The moral to the story is the Sox spent about $16M on their pen in 2010 (not counting Wakefield). And if they were to spend a similar amount in 2011, they probably would get more bang if Papelbon and Okijima’s bucks were spent elsewhere. And that is because the Sox are in an enviable spot here. They have an anchor in Bard who is cheap. And while the cost of middle relief is not insignificant, it pales in comparison to the costs of bringing in a good closer. So at the end of the day, the Sox have an opportunity here to re-allocate their resources and perhaps end up with a tastier and less expensive pie.
Now the drawbacks of letting Papelbon go are two-fold. First, it’s a bet against a bounce back. Given that Papelbon will be in a contract year, it is possible he recovers in 2011. Pete Gammons thinks this is in the cards, but looking at Pap’s career progression, a big move to the upside seems unlikely. And if there is a bounce, it certainly won’t be enough to justify $11M. Maybe eight, but not eleven. Second, Papelbon will be a type A free agent after 2011 and by letting him go now, the Sox will be forfeiting their right to two compensation picks in the 2012 amateur draft. Estimates vary on the value of future picks, but for the purposes of this discussion, let’s call them worth between $3-4M in total. So theoretically, the Sox could bring number fifty-eight back, pay him 11 bucks, and get three or four back when the 2012 draft rolls around. This math makes it a tougher call.

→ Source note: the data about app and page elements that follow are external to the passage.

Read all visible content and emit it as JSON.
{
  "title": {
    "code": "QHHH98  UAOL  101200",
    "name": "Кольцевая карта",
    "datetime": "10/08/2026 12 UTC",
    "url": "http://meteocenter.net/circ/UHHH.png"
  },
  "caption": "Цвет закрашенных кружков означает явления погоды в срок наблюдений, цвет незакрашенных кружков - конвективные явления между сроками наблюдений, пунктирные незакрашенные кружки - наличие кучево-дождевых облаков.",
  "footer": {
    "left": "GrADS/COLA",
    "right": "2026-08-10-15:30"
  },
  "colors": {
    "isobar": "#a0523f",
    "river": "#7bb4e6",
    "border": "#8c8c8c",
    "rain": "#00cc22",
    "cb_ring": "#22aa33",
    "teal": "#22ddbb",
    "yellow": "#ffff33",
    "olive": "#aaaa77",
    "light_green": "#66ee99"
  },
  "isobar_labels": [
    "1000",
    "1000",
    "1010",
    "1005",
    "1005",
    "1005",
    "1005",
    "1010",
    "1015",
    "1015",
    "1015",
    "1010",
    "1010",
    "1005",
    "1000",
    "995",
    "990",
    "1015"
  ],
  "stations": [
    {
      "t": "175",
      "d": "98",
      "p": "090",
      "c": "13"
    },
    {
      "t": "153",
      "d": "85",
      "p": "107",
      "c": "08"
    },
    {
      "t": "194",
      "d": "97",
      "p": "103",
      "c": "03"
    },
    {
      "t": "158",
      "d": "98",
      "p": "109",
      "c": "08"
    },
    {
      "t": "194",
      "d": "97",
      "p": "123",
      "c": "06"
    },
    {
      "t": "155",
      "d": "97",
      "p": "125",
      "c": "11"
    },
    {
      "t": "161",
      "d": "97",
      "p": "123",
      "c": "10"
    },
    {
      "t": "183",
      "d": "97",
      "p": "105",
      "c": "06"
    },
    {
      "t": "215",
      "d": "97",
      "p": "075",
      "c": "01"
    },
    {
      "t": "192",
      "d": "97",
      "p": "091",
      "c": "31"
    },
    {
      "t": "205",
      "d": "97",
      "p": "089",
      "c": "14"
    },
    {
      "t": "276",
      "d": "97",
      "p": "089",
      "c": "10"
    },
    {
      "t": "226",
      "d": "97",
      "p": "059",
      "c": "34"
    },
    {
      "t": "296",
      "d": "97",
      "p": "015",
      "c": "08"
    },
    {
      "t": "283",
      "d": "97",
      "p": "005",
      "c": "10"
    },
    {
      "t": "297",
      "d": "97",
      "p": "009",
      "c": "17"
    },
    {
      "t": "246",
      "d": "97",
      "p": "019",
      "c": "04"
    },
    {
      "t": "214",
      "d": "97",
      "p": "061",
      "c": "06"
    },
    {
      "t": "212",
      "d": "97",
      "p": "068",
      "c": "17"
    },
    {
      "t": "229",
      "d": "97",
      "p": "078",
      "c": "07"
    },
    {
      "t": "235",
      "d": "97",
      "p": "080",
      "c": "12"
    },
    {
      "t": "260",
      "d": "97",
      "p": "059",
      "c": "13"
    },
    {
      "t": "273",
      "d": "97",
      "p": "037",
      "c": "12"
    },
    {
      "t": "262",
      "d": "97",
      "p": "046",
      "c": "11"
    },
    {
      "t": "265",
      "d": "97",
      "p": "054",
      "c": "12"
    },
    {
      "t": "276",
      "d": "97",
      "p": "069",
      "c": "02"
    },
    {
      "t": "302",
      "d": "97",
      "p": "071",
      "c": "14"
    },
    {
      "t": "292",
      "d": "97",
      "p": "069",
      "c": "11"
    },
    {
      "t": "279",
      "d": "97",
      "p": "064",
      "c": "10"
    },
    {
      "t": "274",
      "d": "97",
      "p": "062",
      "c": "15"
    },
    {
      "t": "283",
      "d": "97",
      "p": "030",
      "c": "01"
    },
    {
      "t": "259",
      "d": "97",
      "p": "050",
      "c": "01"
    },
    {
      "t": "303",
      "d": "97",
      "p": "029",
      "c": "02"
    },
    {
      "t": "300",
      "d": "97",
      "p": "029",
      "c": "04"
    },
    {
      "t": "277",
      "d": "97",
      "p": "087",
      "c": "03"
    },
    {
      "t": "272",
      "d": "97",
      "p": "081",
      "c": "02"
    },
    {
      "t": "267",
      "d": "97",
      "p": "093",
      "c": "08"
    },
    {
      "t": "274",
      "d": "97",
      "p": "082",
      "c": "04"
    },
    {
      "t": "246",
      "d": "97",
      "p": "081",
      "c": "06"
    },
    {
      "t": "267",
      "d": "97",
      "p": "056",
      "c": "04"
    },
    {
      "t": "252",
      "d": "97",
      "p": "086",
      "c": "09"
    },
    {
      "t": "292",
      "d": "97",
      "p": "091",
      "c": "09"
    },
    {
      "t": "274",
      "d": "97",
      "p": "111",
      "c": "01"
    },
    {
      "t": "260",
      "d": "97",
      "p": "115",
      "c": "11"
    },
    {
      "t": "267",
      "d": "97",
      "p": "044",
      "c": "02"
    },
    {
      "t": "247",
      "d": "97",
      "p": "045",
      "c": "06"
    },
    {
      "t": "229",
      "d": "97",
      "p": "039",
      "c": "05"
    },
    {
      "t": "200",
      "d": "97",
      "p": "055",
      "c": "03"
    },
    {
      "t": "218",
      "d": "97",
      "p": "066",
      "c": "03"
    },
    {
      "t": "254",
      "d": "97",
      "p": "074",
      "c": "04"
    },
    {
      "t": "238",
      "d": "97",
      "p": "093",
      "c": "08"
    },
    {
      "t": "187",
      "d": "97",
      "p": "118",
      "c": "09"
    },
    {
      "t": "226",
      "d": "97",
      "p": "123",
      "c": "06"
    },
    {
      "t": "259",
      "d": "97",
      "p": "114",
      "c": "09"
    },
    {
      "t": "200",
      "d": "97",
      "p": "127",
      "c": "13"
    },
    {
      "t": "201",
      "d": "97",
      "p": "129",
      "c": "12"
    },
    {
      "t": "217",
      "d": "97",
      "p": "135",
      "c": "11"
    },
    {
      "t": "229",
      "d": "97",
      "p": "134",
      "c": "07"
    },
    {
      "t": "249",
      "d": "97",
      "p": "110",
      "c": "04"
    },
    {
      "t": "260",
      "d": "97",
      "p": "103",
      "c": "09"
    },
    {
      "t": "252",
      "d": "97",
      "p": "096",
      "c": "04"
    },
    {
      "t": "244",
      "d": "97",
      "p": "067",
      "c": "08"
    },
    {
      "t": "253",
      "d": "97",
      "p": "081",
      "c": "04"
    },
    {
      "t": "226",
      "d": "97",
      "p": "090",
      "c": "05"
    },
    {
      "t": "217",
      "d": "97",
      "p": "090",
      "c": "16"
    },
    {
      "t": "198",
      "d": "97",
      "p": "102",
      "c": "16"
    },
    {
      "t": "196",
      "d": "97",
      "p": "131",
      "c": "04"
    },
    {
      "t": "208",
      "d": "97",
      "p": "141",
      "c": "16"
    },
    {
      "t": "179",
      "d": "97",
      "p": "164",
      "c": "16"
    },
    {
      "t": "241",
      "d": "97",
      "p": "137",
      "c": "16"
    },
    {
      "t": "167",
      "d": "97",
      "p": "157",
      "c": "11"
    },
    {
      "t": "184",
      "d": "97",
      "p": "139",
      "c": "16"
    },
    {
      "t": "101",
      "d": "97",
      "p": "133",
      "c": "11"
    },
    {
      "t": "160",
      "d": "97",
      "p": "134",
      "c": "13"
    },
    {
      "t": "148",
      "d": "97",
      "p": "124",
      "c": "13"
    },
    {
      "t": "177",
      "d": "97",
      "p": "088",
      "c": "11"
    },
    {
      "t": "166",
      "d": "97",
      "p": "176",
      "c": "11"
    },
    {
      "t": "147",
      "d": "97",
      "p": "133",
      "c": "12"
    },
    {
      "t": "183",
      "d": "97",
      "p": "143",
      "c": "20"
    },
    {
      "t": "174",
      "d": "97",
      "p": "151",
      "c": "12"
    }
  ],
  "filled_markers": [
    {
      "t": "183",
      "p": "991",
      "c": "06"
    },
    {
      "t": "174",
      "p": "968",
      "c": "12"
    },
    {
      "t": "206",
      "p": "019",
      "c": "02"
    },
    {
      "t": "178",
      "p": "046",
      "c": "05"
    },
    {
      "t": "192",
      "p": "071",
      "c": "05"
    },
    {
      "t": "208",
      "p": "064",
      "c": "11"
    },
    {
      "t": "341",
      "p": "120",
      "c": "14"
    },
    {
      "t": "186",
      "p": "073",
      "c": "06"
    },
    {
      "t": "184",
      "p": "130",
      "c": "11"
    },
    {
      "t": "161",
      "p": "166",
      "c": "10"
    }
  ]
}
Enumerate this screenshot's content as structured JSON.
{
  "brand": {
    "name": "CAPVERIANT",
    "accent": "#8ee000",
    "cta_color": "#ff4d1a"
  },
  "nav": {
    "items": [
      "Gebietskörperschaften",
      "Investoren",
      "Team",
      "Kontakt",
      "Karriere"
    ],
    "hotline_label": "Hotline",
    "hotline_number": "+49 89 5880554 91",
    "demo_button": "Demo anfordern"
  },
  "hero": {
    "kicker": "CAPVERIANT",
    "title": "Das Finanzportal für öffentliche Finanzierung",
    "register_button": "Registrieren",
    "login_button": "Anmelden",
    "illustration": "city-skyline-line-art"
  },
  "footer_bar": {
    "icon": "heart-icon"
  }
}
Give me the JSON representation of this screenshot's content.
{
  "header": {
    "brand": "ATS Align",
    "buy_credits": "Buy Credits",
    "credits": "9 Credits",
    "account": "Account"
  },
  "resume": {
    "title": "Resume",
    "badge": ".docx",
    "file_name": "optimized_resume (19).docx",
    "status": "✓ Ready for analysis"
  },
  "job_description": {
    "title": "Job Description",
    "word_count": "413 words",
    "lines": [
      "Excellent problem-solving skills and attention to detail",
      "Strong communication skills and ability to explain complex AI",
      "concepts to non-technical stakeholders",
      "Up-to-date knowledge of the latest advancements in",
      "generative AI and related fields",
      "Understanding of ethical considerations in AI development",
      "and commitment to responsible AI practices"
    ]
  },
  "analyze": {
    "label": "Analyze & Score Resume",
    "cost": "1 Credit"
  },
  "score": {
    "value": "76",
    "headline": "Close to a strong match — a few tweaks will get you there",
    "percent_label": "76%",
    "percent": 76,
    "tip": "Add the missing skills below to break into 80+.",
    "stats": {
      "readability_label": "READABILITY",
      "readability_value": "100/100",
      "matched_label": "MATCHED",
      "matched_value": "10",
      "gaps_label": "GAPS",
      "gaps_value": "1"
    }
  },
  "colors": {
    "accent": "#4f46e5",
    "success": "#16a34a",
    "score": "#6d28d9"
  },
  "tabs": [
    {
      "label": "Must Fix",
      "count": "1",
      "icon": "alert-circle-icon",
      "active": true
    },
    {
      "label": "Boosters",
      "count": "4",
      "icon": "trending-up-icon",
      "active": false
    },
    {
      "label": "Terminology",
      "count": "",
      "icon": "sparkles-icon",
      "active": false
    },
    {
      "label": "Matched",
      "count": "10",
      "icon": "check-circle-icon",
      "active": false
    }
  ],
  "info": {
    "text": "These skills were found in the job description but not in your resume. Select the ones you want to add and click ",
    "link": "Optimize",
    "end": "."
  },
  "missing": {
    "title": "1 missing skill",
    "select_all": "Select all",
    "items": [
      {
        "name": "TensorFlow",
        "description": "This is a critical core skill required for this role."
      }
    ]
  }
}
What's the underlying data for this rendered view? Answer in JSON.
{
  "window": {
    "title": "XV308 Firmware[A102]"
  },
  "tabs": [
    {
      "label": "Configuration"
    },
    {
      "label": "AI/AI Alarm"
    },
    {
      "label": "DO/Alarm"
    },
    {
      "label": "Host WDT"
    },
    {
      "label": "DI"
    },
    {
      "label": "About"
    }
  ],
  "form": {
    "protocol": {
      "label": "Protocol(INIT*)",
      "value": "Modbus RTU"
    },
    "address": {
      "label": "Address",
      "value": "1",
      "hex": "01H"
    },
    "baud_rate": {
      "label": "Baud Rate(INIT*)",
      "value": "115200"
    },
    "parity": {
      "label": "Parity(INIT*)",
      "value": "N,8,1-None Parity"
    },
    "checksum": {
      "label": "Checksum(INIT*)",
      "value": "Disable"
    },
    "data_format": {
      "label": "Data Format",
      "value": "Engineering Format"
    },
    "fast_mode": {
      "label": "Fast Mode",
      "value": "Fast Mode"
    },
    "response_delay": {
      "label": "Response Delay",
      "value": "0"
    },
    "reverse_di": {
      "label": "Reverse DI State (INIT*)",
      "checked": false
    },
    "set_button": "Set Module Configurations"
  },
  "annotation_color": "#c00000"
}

That said, I think the idea of not tendering Papelbon is VERY much in play. The beauty of having a player under control through arbitration is that a club isn’t locked in to a guarantee so if the player gets too expensive, the club can simply go in another direction. In this instance, I believe it is something that the Sox will consider and very likely will pursue.